▶ Exercise directions: Retype each line below precisely.

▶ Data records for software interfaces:
_____
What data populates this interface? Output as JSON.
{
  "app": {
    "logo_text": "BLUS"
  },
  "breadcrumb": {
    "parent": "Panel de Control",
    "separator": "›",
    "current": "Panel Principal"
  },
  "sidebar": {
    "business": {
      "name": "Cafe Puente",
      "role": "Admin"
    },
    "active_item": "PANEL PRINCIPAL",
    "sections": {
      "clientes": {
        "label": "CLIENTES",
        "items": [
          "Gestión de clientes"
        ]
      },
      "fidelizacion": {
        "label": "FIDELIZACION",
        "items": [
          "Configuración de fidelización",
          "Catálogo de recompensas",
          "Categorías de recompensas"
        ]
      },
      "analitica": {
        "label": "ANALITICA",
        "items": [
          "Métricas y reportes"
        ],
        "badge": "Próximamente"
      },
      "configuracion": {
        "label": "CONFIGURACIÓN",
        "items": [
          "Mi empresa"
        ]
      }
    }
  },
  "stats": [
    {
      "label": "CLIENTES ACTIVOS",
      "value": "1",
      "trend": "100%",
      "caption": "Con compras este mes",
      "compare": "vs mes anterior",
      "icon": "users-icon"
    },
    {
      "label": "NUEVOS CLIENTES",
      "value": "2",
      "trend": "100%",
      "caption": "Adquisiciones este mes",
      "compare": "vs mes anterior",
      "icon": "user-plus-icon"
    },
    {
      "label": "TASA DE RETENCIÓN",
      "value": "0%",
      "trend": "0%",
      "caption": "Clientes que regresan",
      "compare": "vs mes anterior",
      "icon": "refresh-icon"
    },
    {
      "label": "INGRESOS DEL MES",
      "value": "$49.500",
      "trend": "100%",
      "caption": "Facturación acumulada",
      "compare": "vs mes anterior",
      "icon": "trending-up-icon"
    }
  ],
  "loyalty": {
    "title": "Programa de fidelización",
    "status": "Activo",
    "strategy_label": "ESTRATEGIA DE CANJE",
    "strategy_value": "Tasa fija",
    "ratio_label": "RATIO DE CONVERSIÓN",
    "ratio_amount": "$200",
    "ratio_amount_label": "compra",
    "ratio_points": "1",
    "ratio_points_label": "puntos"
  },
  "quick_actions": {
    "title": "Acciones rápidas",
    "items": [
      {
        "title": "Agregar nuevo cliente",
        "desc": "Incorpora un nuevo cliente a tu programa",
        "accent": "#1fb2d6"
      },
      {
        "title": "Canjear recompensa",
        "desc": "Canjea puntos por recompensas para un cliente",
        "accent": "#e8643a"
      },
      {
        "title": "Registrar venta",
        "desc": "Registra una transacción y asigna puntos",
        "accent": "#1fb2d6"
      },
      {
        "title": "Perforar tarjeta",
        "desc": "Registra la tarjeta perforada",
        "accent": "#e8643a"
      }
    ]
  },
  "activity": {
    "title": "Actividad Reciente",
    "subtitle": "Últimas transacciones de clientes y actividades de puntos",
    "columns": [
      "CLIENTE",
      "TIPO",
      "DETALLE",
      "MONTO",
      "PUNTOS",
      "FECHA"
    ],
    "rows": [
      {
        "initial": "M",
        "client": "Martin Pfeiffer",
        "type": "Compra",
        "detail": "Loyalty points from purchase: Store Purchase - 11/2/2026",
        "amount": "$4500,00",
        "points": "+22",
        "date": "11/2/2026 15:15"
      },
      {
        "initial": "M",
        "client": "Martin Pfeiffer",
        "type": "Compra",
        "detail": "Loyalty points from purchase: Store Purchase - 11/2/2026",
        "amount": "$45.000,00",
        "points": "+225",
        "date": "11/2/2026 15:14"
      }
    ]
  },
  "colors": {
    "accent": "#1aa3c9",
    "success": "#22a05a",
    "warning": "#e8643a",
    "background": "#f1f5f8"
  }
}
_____
▶ Answer box:
What data populates this interface? Output as JSON.
{
  "app": {
    "logo_text": "BLUS"
  },
  "breadcrumb": {
    "parent": "Panel de Control",
    "separator": "›",
    "current": "Panel Principal"
  },
  "sidebar": {
    "business": {
      "name": "Cafe Puente",
      "role": "Admin"
    },
    "active_item": "PANEL PRINCIPAL",
    "sections": {
      "clientes": {
        "label": "CLIENTES",
        "items": [
          "Gestión de clientes"
        ]
      },
      "fidelizacion": {
        "label": "FIDELIZACION",
        "items": [
          "Configuración de fidelización",
          "Catálogo de recompensas",
          "Categorías de recompensas"
        ]
      },
      "analitica": {
        "label": "ANALITICA",
        "items": [
          "Métricas y reportes"
        ],
        "badge": "Próximamente"
      },
      "configuracion": {
        "label": "CONFIGURACIÓN",
        "items": [
          "Mi empresa"
        ]
      }
    }
  },
  "stats": [
    {
      "label": "CLIENTES ACTIVOS",
      "value": "1",
      "trend": "100%",
      "caption": "Con compras este mes",
      "compare": "vs mes anterior",
      "icon": "users-icon"
    },
    {
      "label": "NUEVOS CLIENTES",
      "value": "2",
      "trend": "100%",
      "caption": "Adquisiciones este mes",
      "compare": "vs mes anterior",
      "icon": "user-plus-icon"
    },
    {
      "label": "TASA DE RETENCIÓN",
      "value": "0%",
      "trend": "0%",
      "caption": "Clientes que regresan",
      "compare": "vs mes anterior",
      "icon": "refresh-icon"
    },
    {
      "label": "INGRESOS DEL MES",
      "value": "$49.500",
      "trend": "100%",
      "caption": "Facturación acumulada",
      "compare": "vs mes anterior",
      "icon": "trending-up-icon"
    }
  ],
  "loyalty": {
    "title": "Programa de fidelización",
    "status": "Activo",
    "strategy_label": "ESTRATEGIA DE CANJE",
    "strategy_value": "Tasa fija",
    "ratio_label": "RATIO DE CONVERSIÓN",
    "ratio_amount": "$200",
    "ratio_amount_label": "compra",
    "ratio_points": "1",
    "ratio_points_label": "puntos"
  },
  "quick_actions": {
    "title": "Acciones rápidas",
    "items": [
      {
        "title": "Agregar nuevo cliente",
        "desc": "Incorpora un nuevo cliente a tu programa",
        "accent": "#1fb2d6"
      },
      {
        "title": "Canjear recompensa",
        "desc": "Canjea puntos por recompensas para un cliente",
        "accent": "#e8643a"
      },
      {
        "title": "Registrar venta",
        "desc": "Registra una transacción y asigna puntos",
        "accent": "#1fb2d6"
      },
      {
        "title": "Perforar tarjeta",
        "desc": "Registra la tarjeta perforada",
        "accent": "#e8643a"
      }
    ]
  },
  "activity": {
    "title": "Actividad Reciente",
    "subtitle": "Últimas transacciones de clientes y actividades de puntos",
    "columns": [
      "CLIENTE",
      "TIPO",
      "DETALLE",
      "MONTO",
      "PUNTOS",
      "FECHA"
    ],
    "rows": [
      {
        "initial": "M",
        "client": "Martin Pfeiffer",
        "type": "Compra",
        "detail": "Loyalty points from purchase: Store Purchase - 11/2/2026",
        "amount": "$4500,00",
        "points": "+22",
        "date": "11/2/2026 15:15"
      },
      {
        "initial": "M",
        "client": "Martin Pfeiffer",
        "type": "Compra",
        "detail": "Loyalty points from purchase: Store Purchase - 11/2/2026",
        "amount": "$45.000,00",
        "points": "+225",
        "date": "11/2/2026 15:14"
      }
    ]
  },
  "colors": {
    "accent": "#1aa3c9",
    "success": "#22a05a",
    "warning": "#e8643a",
    "background": "#f1f5f8"
  }
}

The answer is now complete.